The secret KBG U.F.O files
The Unidentified Flying Object, described as a "Flying Wing",
with two enlongated, dome like protrusions on top, and three similar structures, underneath, was overflying the Baltic Fleet,
which lay at anchor in Kaliningrad Harbour. According to a Russian Naval Commander, who wishes to remain annomyous, the craft
was apparently caught, accidently, withing the sweep patterns of ship mounted search radars, which came on to track it's progress,
causing some sort of malfunction which resulted in the crash. "It was traveling at a tremendous rate of speed" he said to
RTR reporters, on the scene. "It was very low, not more than 1,500 meters (approximately 5,000 feet) above the surface of
the water. When our radars came on, it simply winged over, and dove into the water, as if it has lost either power, or control".
The craft, estimated by onlookers to be traveling at speeds
in excess of Mach 2 (twice the speed of sound), was absoltely quiet as it passed, but made a "trememdous noise" as it plunged
into the water, causing a geyser of steam and water, mixed with small debris, which shot an extimated 500 meters (1500 feet)

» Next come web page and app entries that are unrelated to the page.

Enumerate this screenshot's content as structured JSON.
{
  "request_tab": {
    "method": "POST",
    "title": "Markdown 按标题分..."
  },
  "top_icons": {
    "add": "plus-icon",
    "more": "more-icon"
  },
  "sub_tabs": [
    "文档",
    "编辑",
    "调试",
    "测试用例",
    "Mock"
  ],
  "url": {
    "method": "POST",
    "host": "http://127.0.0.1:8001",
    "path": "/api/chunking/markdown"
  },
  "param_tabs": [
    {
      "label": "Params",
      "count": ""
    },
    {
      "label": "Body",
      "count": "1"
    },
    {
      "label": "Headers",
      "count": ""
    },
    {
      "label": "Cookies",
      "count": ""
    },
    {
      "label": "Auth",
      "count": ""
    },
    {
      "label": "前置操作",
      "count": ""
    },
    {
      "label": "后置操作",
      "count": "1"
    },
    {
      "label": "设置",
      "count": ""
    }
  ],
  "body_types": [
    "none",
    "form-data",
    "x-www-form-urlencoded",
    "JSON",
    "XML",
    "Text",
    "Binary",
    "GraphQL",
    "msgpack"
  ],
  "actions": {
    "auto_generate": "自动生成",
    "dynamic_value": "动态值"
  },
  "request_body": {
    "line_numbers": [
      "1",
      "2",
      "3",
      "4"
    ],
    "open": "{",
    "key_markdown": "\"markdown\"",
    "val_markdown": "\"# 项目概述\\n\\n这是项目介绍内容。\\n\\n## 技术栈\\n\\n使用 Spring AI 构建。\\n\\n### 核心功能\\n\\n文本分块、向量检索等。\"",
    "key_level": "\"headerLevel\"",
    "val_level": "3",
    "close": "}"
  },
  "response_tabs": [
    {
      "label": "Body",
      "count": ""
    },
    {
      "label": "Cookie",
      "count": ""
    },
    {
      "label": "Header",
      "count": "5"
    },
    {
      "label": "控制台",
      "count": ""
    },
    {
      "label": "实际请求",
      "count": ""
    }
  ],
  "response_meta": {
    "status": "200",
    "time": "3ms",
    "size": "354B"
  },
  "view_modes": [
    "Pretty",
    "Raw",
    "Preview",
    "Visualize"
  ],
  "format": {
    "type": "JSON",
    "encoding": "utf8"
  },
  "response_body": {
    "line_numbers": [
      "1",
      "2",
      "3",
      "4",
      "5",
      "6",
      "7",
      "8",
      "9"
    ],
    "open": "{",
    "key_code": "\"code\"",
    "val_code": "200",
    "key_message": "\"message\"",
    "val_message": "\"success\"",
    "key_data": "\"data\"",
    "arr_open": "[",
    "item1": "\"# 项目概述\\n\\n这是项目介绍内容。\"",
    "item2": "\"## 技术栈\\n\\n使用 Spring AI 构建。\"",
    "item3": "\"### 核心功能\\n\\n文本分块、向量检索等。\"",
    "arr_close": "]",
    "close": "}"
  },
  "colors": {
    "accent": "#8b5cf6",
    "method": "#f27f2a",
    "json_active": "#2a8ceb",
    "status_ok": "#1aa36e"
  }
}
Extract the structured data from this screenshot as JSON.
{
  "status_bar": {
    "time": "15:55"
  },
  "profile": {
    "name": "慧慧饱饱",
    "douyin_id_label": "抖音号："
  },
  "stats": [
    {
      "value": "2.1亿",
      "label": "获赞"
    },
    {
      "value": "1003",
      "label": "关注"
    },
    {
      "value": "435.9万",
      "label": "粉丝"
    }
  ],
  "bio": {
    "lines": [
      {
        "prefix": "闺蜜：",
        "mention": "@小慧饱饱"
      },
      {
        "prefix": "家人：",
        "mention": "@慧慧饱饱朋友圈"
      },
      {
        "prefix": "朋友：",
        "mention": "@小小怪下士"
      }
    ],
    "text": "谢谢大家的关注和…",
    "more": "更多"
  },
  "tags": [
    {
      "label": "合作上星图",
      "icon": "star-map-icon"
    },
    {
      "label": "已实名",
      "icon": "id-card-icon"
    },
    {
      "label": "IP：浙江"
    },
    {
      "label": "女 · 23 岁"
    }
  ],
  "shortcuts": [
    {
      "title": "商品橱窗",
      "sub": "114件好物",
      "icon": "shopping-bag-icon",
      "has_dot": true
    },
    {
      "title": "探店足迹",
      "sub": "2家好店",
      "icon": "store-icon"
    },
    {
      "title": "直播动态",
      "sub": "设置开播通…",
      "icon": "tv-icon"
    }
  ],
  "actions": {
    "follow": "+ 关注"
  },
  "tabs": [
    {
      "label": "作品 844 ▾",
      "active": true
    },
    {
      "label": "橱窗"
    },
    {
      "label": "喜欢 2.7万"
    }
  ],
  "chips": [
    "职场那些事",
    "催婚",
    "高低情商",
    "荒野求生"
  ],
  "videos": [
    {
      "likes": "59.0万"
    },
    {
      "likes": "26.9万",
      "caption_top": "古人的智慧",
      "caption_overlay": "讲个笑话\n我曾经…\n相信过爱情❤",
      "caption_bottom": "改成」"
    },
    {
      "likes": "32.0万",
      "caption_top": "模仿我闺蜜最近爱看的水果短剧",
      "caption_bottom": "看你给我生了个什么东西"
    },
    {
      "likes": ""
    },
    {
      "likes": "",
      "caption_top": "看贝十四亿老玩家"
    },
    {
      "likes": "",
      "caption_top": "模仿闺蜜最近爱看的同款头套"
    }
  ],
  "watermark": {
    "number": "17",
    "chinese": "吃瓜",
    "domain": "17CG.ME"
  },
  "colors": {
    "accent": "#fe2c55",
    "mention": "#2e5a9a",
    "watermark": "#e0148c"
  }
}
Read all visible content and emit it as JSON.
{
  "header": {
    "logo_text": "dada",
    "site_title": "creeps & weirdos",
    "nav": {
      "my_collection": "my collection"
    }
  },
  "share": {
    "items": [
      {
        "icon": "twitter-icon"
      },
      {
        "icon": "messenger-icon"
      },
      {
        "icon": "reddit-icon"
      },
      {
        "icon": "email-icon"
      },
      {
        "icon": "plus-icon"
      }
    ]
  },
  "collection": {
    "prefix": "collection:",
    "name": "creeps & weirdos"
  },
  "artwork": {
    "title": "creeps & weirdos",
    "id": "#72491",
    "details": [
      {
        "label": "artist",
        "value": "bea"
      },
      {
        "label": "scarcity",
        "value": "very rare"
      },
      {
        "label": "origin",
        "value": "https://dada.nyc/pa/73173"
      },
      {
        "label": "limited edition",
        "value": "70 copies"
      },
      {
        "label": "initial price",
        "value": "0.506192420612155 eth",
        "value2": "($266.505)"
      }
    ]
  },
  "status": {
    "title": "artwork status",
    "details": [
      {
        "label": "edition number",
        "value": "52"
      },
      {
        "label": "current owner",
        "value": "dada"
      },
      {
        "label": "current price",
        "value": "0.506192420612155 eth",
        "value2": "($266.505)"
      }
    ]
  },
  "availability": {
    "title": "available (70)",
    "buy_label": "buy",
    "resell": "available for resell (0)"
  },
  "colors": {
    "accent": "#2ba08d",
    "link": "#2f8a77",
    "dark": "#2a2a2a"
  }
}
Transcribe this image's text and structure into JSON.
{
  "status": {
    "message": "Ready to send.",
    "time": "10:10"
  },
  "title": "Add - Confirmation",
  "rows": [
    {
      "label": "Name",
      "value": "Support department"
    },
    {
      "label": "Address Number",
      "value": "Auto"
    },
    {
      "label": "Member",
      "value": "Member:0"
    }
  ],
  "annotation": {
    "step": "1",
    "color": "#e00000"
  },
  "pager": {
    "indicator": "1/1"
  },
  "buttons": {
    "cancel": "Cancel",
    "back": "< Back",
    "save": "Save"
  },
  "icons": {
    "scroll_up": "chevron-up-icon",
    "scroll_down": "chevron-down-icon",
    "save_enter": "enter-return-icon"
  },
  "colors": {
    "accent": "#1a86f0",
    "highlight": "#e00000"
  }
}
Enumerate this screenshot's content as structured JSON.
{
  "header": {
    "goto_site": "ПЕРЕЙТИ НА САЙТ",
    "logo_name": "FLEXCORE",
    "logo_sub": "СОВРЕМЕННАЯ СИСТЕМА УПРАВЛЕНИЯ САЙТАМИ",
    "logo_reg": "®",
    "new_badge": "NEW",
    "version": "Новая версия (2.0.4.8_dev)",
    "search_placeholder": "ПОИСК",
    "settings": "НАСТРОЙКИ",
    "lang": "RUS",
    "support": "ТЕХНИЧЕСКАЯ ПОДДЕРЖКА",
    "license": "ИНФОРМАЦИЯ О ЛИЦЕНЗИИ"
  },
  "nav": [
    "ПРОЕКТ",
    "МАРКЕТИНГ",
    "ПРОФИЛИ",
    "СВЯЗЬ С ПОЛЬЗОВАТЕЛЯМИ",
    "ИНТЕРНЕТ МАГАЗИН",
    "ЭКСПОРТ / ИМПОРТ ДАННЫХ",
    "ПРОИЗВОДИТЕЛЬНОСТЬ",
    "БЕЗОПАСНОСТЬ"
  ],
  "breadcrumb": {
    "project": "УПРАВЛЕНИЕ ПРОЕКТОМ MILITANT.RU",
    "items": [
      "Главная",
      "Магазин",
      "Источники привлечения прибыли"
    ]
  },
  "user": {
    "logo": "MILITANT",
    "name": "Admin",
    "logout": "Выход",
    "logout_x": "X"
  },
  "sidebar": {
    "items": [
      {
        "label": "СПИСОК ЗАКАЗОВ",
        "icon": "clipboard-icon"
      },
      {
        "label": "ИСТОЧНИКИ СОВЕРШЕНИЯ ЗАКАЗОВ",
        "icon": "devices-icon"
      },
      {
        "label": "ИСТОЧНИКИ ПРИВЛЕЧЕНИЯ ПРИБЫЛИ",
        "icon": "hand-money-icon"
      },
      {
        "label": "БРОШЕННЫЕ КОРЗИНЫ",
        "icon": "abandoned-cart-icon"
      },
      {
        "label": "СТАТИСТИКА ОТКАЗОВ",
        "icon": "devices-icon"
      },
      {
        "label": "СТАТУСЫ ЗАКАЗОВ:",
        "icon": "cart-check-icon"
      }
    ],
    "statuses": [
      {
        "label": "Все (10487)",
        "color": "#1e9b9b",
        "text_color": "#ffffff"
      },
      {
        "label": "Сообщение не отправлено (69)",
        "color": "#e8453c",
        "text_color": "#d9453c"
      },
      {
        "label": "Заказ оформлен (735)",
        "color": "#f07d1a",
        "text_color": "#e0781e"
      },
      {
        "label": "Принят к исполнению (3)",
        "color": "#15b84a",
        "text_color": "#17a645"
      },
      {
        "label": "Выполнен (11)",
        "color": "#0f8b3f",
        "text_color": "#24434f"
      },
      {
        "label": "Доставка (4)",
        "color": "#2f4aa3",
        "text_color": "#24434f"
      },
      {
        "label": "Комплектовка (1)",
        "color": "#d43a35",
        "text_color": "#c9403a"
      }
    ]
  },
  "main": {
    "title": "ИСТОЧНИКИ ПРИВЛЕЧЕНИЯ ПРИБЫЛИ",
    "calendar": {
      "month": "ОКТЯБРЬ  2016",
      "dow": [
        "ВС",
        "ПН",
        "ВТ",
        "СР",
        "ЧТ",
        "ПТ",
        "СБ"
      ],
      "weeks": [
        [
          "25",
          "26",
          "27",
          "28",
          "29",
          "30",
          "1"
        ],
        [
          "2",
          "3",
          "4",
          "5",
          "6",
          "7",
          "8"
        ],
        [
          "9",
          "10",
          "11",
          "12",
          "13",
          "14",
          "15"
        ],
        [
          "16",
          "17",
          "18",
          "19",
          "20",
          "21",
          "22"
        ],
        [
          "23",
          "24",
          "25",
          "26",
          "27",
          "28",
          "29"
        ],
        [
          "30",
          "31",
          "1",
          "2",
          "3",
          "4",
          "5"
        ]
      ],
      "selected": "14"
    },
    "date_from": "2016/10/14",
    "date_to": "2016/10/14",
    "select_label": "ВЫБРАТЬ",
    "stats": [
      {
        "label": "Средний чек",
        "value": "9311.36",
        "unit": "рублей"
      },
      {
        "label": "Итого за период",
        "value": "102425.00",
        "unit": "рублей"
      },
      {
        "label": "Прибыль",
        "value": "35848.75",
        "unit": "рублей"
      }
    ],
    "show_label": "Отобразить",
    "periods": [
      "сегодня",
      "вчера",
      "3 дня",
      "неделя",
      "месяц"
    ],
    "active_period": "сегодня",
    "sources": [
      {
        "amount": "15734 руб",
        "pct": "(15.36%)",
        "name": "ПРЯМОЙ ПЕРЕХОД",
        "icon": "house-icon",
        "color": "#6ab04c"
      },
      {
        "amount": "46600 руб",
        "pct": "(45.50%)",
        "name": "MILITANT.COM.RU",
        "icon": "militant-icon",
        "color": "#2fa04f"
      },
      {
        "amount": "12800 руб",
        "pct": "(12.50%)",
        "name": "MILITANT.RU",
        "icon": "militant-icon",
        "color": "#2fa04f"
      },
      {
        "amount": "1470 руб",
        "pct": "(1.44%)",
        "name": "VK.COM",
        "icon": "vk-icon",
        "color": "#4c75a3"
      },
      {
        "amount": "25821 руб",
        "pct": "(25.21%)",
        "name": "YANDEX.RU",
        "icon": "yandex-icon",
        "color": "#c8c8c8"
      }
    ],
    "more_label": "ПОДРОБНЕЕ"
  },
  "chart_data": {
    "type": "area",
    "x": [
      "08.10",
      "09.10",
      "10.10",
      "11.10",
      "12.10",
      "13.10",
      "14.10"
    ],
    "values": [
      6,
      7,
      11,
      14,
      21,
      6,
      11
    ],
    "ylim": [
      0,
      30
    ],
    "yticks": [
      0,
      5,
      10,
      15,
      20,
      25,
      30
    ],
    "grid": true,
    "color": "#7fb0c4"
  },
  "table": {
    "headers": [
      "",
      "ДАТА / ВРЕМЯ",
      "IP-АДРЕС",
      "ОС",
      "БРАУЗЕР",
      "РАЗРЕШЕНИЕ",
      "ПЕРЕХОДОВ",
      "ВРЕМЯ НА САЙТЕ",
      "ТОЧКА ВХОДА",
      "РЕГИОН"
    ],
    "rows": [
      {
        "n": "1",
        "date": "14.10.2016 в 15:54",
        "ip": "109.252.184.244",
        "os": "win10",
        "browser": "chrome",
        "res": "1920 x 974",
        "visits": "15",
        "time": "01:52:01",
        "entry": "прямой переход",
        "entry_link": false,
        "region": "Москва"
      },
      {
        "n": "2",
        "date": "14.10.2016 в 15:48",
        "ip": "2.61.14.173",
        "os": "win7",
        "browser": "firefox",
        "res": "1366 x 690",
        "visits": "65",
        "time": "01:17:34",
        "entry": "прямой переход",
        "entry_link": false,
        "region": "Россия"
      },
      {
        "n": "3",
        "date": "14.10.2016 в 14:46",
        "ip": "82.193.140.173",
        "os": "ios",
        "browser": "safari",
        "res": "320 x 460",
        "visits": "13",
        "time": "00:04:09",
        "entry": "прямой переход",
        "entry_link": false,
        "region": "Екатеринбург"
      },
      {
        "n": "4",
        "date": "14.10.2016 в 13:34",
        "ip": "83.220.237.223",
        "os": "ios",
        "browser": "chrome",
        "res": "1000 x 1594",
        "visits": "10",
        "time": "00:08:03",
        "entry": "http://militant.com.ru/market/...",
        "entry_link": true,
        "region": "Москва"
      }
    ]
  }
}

into the air. "It appeared" one witness, a civilian onlooker, said, "that whoever, or whatever was in control of the craft
made a deliberate effort to take it away from the naval ships and the shoreline before it went into the harbor".
One Sovremini Class Destroyer was lightly damaged by flying
debris, but, so far, no casualties have been reported. Radiation levels at the site, are high, but the source of the radiation,
as well as it's nature, have yet to be determined. Russian authorities, from the Ministry of Health, are qick to point out
that the radiation levels are not dangerous, simply "higher than normal".
So far, debris recovered have been small, averaging less
than a meter (just over three feet) in diameter, at the largest. Most debris recovered, to date, have been what appear to
be "skin material" of an unknown alloy, and interior bracing and piping, composed of a very high grade and extremely pure
aluminum. All metal debris have been dispatched to various institutes and universities for analysis, including the prestiegous
Bauman Institute of Engineering, in Moscow, and the Moscow State University School of Metalurgy.
Owing to the spped at which the object was traveling, it
is considered highly doubtful that any significant remains of crew, if, in fact, the vehicle was piloted, will be recovered.
"This looks like your basic 'hair, teeth and eyeballs' situation, one Russian Navy diver said, somewhat grimly.
It is interesting to note that, in spite of the high spped
at which the craft was traveling, and it's extremely low altitude, there was no characteristic "sonic boom" associated with
it's approach, and no noticable vibration on the ground. This has led many observers, especially those associated with the
Russian military establishment to speculate that the propulsion system of the craft was based on some sort of "anti-gravity"
device. "Whatever it was", said one Russian Naval Captain, "it was certainly not one of our craft, and I am also not aware
of anything of this sort being present in the West".
The immediate area of the crash will be dredged, as soon
as a Naval dredge, also attached to the Baltic Fleet, but currently on assignment several hours away, can be brought into
position. Dredging operations are expected to becin within the next two to three days, at the latest.
The entire episode is noteworthy in that it was not only
captured on videotape by an RTR newscrew, but was instantly aired, not only on RTR, but on all major Russian Network television,
via a live feed from the RTR crew, in Kaliningrad. Updates have followed on each regular news broadcast, since the initial
downing. Russian Government officials are quick to point out that the downing was, in fact, accidental, and not a "shoot down".
Wintersteel enjoys a very good relationship with the Russian
Navy, as well as with the mainstream Russian media, and will be posting photographs of the site, and debris recovered, as
soon as they become available. We will also be following updates on the situation, and will post such as become available
to our site, at www.wintersteel.com , as well as including them in our newsletter, and in any suplamentary
material that may become necessary to distribute.
Due to the sensitive nature of the ongoing investigation,
names of all quoted witnesses are being omitted, at the request of the interviewed parties, and, in the case of serving military
personnel, at the request of the Armed Forces of the Russian Federation. The Russian Ministry of Defense assures WihterSteel,
and all other media outlets, that a full disclosure of the names of witnesses, examining experts and vessels involved, will
be made as soon as recovery operations are complete.
Ongoing television and radio coverage of this incident is
continuing, as of this writing (5:20 pm Moscow Standard Time, 19 April, 2003.